AFFORESTATION: Saplings kept at the Forest Nursery at Athiyandhal near Tiruvannamalai. — Photo: D. Gopalakrishnan  

As part of its greening efforts, the Forest Department is all set to take up a massive tree sapling plantation drive on the Tiruvannamalai Hills under the National Afforestation Programme (NAP).

Under the programme it will plant about 50,000 saplings in 260 hectares of Adi Annamalai Reserve Forest area situated in the hill in order to improve its green cover.

Most of the Tiruvannamalai Hills and the surrounding forests come under Adi Annamalai reserve forests. Barring the eastern slope which is under Sri Arunachaleswarar Temple's control, all the other sides are growing greener thanks to relentless efforts of the Forest Department and other non-governmental organisations, in planting tree saplings and preventing and extinguishing forest fire.

Out of 699.3 hectares of forest in and around Tiruvannamalai hill, the department has already planted in 275 acres over the years. The present drive to plant 260 ha in one go is the single largest drive ever taken up in the hill.

For this purpose, an enormous nursery is being raised near Athiyandhal irrigation tank, where the saplings are well grown and ready to be planted. A.V.Venkatachalam, Conservator of Forests, Vellore, said that they have chosen about 25 species including those considered holy by way of being sthala virukshas of various temples and those considered to be auspices to certain stars in astrology.

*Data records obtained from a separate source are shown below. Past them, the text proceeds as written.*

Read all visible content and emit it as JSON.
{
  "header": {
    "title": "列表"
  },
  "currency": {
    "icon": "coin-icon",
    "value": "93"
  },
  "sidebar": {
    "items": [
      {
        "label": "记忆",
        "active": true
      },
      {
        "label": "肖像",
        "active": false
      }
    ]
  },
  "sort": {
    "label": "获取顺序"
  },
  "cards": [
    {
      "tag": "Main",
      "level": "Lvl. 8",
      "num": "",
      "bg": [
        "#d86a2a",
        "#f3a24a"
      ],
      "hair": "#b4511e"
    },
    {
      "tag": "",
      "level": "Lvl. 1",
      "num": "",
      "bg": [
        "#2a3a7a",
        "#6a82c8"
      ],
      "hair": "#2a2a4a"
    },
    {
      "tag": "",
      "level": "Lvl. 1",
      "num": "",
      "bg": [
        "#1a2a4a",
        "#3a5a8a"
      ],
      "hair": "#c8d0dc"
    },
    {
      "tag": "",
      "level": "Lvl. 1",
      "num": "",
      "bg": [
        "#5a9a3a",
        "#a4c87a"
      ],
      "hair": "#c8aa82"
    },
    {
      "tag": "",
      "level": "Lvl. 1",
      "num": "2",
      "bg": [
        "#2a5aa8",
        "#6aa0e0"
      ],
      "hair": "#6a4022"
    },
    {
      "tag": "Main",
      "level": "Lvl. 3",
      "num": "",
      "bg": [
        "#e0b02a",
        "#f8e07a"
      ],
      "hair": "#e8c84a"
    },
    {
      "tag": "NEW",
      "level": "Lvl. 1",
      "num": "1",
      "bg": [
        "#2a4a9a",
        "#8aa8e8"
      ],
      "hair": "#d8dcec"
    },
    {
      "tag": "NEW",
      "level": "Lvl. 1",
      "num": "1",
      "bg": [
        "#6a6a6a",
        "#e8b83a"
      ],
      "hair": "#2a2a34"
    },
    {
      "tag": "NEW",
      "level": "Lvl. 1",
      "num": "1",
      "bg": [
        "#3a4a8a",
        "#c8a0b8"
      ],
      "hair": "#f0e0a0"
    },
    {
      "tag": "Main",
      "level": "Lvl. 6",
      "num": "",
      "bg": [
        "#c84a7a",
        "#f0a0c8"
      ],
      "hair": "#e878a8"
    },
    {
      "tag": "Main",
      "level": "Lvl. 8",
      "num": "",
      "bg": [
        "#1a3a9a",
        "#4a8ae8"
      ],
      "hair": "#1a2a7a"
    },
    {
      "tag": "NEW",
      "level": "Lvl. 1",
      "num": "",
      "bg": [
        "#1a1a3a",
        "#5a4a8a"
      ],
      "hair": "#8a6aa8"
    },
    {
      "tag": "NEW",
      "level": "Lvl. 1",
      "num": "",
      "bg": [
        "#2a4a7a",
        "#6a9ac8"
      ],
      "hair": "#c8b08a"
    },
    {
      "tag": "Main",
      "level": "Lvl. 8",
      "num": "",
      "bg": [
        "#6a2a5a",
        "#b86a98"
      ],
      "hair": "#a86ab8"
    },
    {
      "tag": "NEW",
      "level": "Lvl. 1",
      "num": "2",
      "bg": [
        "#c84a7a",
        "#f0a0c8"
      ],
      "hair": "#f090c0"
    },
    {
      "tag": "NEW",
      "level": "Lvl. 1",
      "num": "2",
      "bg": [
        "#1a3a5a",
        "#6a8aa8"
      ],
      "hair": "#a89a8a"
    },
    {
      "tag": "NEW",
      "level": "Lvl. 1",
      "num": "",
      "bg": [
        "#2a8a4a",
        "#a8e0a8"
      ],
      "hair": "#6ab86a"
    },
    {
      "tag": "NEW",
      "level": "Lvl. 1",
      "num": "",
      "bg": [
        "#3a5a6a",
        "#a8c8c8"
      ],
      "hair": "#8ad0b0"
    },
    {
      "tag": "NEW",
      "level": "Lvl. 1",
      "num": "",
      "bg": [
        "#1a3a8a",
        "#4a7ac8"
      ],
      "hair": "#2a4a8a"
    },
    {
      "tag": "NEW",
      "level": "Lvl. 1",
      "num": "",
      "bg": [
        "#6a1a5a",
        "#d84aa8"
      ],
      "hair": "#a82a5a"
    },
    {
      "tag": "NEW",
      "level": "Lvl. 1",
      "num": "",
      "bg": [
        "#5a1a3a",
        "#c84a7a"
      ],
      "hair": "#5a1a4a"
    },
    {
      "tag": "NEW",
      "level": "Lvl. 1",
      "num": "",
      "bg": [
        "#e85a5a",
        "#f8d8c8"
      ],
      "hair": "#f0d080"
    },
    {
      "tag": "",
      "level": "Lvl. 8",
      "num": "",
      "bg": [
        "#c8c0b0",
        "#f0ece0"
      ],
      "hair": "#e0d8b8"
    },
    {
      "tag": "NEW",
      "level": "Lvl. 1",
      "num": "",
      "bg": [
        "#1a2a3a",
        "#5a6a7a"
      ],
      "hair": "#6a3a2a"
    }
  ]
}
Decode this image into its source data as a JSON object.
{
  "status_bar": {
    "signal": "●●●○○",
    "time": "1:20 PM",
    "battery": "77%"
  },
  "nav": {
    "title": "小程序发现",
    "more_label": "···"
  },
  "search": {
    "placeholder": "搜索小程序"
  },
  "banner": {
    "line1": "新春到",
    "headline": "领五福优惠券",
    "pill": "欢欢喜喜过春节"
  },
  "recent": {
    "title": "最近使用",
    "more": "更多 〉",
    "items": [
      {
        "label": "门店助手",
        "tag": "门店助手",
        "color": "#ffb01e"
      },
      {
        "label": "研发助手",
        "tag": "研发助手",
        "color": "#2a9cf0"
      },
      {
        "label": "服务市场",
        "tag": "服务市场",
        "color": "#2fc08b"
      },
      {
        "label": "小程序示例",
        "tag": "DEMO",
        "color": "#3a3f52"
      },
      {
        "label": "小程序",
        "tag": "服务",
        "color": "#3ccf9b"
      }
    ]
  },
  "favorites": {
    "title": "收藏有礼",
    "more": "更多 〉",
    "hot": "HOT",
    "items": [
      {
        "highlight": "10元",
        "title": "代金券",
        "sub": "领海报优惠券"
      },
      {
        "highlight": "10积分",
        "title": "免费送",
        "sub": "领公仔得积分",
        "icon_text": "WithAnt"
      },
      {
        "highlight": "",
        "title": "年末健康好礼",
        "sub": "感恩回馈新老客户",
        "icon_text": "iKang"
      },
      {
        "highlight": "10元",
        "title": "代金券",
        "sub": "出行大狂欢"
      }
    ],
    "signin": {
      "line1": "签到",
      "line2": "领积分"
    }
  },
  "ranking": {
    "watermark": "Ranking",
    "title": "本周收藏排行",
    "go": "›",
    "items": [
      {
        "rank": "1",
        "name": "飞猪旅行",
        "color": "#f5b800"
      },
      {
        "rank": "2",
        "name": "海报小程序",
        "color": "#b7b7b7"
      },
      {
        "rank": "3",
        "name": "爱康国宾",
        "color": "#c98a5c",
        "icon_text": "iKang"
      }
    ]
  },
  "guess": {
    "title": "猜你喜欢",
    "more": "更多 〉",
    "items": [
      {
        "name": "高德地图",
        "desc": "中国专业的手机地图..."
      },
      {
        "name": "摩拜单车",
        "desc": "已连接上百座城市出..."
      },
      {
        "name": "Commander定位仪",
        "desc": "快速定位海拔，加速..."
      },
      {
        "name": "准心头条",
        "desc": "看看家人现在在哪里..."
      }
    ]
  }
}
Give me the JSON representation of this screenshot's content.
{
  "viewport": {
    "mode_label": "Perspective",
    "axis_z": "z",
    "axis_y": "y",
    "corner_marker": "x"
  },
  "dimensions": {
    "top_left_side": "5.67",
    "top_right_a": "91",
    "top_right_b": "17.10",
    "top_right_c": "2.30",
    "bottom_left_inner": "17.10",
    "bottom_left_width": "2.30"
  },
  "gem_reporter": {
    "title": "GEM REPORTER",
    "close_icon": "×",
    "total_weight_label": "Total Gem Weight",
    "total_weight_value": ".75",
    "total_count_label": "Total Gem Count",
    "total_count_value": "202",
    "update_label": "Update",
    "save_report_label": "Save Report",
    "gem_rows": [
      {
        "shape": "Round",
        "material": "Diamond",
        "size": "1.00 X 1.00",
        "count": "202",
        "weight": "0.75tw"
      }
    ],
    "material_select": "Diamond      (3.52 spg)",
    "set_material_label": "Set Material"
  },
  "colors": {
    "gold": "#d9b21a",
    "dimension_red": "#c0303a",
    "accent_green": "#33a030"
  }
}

Since several lakh people come round this hill for spiritual solace every month, we nurtured the idea of planting religiously important trees.

The tree species found in the nursery include (Tamil names) Rosewood, Mahagani, Red Sandal, Naval, Kumizh, Silavagai, Moongil (bamboo), Pungan, Pala (Jack), Maa (Mango), Parambai, Malai Vembu, Arasu (Peepal), Aal (Banyan), Murukkan, Alari, Agathi, Vilvam, Vengai, Nelli (Indian gooseberry), Vanni, Iluppai and Neermathi.

“We have a system of selecting species to plant. We would track the past history and find out what are all the species present earlier in the same forest.

After choosing suitable list of trees we would shortlist it to prepare a final list,” Mr.Venkatachalam said.

Tiruvannamalai Forest Range Officer Karunamurthi said that pits are being taken in the hill and three percolation ponds are dug in the hill to harvest water for the plants. “Saplings are well grown and we would plant them in September once we got downpour,” Mr.Karunamurthi added.

Forest activist Peter said that those species chosen by the Forest Department were good. However, he added that they could add some species like Kal Thurinji, Veppalai, Marutham, Nuna, Kattuvagai, Magudam, Nammai, Kungiliyam, Athi and Kal Aathi.

A.D. Balasubramaniyan

in Tiruvannamalai